> WHAT YOU ARE ASKED TO DO: Go through the entries below and work out how many lines include "screenshot". Answer with the number only.

> RECORDS FOR PROCESSING:
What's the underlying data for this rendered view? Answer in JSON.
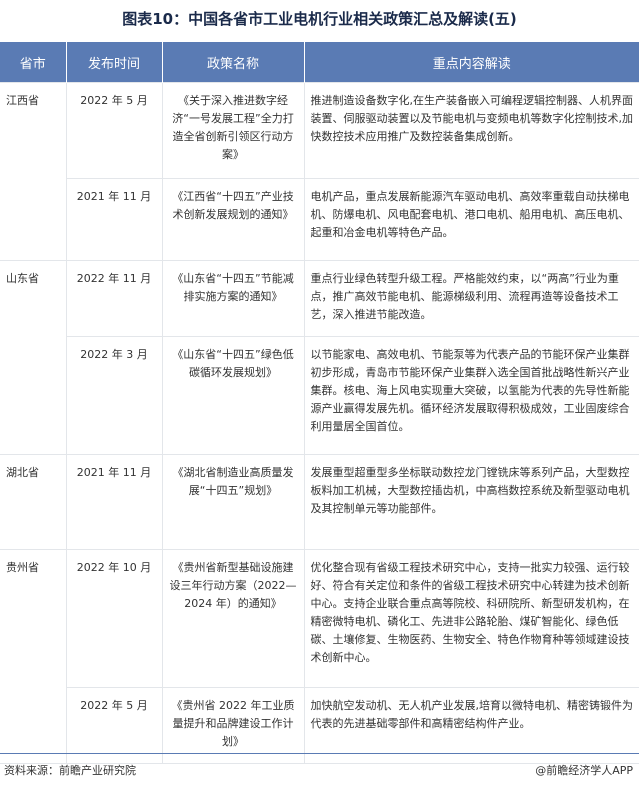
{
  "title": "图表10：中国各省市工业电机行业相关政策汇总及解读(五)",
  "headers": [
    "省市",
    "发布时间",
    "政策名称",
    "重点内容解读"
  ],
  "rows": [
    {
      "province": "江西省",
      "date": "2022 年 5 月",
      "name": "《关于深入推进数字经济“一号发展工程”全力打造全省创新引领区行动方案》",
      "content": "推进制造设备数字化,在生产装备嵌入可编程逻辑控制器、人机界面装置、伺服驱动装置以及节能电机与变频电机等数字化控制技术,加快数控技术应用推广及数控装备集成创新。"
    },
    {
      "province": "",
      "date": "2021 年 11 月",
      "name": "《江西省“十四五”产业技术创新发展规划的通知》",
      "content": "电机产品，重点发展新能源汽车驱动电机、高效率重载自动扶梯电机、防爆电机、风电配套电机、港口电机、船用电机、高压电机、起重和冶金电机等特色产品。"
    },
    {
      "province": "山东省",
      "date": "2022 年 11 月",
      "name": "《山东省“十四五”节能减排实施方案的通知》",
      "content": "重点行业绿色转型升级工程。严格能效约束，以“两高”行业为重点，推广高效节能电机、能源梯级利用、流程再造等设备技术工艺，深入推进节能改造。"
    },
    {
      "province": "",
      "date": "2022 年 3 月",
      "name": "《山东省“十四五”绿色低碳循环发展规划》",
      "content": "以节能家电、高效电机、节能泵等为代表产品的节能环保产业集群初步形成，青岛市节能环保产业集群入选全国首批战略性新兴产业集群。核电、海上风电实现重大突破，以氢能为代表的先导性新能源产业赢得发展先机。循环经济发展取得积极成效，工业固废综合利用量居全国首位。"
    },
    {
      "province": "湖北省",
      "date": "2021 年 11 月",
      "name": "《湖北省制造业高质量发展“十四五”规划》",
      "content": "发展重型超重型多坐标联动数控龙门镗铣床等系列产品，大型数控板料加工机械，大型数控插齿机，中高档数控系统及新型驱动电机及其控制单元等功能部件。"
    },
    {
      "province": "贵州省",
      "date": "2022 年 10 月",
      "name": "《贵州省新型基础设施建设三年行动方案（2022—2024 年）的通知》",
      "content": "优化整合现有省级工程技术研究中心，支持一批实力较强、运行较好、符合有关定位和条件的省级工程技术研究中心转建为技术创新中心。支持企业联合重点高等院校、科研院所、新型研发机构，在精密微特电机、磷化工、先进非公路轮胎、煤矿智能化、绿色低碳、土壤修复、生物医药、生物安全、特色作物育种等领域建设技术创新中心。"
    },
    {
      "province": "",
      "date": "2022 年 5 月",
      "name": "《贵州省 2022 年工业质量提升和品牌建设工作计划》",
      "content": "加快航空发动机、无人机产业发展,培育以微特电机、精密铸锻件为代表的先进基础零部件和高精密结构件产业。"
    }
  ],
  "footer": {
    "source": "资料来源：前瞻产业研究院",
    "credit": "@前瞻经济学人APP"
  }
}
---
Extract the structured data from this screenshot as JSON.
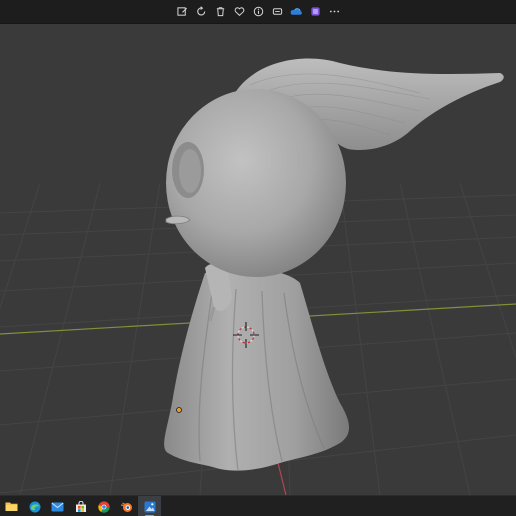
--
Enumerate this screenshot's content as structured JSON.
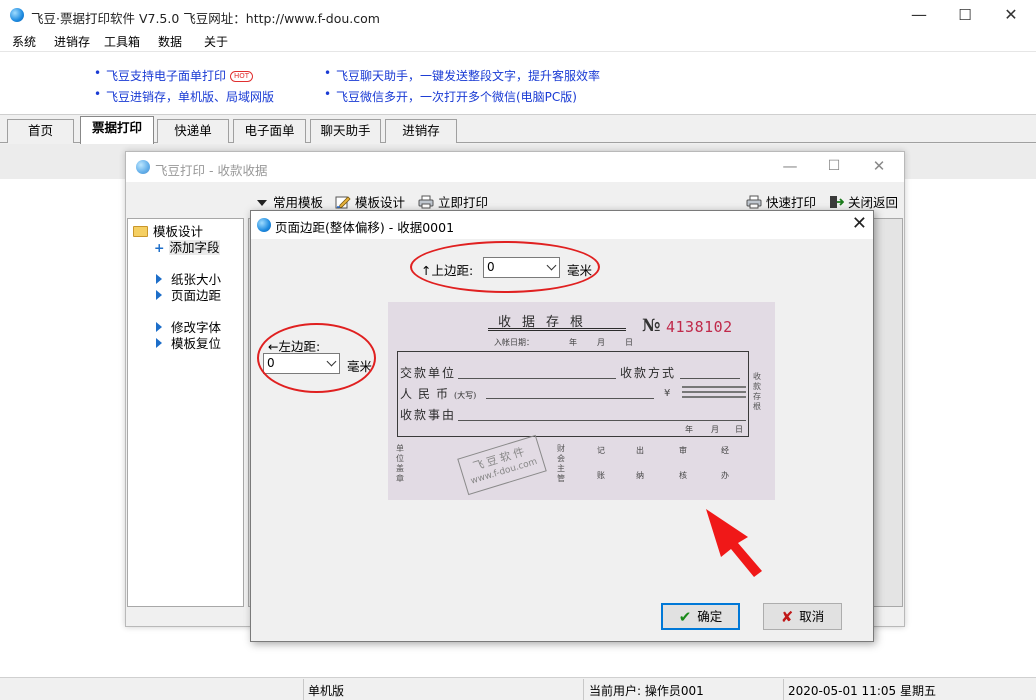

> ANSWER TO THIS PROBLEM: 2